(Beginning of SOURCE INFORMATION)

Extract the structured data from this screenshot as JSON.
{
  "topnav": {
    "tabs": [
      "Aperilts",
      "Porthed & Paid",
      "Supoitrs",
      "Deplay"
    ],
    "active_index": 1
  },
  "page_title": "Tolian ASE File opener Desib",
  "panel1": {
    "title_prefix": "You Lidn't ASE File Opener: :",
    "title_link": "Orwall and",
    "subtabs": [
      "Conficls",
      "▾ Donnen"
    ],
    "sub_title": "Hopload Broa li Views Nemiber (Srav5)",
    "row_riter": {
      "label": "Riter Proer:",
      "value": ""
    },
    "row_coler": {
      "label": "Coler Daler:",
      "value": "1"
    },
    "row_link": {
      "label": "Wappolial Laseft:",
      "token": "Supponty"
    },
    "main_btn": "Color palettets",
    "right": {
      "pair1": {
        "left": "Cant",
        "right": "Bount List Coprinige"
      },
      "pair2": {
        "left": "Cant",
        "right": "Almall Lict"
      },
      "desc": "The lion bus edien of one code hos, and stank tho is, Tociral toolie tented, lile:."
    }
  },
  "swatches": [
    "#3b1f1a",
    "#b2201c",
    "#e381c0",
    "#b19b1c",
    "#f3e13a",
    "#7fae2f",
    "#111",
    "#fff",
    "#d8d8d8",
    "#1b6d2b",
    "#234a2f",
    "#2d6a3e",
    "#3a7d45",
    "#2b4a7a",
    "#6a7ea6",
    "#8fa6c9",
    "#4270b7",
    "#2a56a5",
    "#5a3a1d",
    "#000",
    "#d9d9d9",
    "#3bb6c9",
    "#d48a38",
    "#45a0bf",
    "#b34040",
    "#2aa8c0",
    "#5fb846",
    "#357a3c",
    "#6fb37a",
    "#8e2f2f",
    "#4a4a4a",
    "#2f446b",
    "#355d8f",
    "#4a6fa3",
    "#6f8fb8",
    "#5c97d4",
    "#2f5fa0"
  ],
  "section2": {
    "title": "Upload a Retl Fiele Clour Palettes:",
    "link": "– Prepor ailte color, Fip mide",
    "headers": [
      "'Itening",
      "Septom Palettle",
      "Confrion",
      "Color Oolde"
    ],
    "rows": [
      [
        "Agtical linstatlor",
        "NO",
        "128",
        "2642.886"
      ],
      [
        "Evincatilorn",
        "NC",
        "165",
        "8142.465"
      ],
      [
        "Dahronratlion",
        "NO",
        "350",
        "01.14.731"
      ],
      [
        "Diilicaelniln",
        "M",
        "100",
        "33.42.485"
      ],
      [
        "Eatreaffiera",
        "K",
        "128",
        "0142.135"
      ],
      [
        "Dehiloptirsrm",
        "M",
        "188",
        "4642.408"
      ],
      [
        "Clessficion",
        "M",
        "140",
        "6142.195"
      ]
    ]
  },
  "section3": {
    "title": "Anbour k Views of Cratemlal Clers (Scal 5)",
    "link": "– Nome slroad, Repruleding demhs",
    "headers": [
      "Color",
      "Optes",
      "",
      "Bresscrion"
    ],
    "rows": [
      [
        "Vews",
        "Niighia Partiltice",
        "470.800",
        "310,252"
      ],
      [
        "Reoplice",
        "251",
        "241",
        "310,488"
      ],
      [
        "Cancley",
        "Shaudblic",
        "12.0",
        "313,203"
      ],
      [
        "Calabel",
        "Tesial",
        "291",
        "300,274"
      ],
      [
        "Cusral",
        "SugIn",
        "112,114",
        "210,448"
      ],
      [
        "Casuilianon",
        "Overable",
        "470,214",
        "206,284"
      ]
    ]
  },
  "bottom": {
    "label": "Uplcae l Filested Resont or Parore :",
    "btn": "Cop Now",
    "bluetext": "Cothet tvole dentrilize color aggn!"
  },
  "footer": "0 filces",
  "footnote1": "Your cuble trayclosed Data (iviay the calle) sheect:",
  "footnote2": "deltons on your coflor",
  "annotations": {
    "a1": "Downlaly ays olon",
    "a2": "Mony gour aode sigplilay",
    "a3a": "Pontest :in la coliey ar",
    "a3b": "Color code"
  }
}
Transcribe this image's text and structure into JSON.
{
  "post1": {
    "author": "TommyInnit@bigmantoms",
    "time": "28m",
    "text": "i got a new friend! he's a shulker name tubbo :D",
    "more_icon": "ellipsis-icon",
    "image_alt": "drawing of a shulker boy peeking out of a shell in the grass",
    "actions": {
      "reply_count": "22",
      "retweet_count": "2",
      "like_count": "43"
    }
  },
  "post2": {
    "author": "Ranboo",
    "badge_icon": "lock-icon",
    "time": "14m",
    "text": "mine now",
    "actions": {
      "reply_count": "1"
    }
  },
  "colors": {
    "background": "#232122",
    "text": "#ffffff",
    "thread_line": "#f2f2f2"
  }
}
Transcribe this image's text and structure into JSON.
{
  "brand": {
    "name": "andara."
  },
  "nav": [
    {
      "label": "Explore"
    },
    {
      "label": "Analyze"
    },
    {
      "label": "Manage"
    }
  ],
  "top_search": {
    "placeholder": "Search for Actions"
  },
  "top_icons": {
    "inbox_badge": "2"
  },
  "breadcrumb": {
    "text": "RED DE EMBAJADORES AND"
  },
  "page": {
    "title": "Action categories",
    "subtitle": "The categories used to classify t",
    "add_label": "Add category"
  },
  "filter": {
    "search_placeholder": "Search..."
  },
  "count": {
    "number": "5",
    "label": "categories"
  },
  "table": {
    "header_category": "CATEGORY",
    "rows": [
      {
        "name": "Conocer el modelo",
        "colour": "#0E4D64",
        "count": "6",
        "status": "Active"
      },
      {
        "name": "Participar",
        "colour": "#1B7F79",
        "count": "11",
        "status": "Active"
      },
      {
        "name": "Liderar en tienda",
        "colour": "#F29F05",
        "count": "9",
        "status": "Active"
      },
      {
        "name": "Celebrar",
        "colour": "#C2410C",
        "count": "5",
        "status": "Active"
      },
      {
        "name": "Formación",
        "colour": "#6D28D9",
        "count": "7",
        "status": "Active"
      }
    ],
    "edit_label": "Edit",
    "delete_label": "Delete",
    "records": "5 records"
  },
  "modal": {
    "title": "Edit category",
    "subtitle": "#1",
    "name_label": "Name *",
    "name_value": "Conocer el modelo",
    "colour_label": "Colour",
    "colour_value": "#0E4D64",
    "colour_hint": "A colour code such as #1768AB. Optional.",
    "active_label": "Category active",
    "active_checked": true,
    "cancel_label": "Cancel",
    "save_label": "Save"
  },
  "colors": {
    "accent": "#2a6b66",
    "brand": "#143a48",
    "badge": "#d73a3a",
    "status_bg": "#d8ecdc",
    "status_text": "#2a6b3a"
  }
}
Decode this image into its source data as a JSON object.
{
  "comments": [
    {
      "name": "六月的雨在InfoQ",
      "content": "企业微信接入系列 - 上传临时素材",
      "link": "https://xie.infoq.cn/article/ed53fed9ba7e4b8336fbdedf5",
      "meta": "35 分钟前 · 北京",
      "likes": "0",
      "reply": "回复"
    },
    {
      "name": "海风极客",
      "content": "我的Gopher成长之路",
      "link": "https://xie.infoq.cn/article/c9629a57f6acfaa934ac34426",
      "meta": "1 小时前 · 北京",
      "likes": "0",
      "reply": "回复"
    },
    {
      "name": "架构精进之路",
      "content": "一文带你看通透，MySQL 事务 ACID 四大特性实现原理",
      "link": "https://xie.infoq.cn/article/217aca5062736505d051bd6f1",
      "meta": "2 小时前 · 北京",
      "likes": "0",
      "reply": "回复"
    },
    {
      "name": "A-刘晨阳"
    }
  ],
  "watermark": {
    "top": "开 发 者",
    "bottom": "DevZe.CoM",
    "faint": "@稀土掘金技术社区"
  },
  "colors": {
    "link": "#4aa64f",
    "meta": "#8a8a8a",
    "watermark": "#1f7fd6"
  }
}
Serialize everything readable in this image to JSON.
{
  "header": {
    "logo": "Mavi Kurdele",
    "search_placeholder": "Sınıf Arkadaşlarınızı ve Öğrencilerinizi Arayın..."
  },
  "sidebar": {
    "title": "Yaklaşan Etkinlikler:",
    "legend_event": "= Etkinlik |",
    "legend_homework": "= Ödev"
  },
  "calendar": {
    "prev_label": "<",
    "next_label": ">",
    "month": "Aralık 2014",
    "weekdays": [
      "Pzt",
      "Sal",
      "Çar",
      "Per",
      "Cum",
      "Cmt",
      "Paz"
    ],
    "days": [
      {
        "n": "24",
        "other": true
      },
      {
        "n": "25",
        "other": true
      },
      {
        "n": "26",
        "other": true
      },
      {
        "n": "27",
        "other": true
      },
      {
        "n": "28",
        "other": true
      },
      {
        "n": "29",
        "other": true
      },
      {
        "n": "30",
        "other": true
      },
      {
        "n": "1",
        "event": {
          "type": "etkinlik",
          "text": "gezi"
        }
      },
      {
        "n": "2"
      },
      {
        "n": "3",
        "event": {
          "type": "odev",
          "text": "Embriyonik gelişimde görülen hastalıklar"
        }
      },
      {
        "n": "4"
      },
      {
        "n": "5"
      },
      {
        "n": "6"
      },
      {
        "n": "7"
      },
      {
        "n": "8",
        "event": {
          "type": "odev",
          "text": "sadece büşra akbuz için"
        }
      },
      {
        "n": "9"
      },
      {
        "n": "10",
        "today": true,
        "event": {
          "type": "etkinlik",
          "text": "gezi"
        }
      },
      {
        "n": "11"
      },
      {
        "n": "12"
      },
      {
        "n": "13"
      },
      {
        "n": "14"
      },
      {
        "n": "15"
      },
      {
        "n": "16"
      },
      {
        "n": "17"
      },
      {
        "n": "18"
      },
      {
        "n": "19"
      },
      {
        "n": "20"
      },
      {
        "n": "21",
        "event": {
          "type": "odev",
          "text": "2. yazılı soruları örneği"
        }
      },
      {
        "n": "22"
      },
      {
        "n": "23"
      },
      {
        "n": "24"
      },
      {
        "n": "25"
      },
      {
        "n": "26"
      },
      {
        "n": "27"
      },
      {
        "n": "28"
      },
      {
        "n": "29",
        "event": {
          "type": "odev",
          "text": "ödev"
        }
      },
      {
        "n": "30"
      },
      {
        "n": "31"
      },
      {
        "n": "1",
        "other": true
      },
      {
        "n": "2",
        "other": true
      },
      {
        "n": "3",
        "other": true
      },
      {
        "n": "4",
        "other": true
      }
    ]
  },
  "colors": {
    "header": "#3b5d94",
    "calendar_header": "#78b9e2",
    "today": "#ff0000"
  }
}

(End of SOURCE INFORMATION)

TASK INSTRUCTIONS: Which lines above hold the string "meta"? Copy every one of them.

EXERCISE SOLUTION:
      "meta": "35 分钟前 · 北京",
      "meta": "1 小时前 · 北京",
      "meta": "2 小时前 · 北京",
    "meta": "#8a8a8a",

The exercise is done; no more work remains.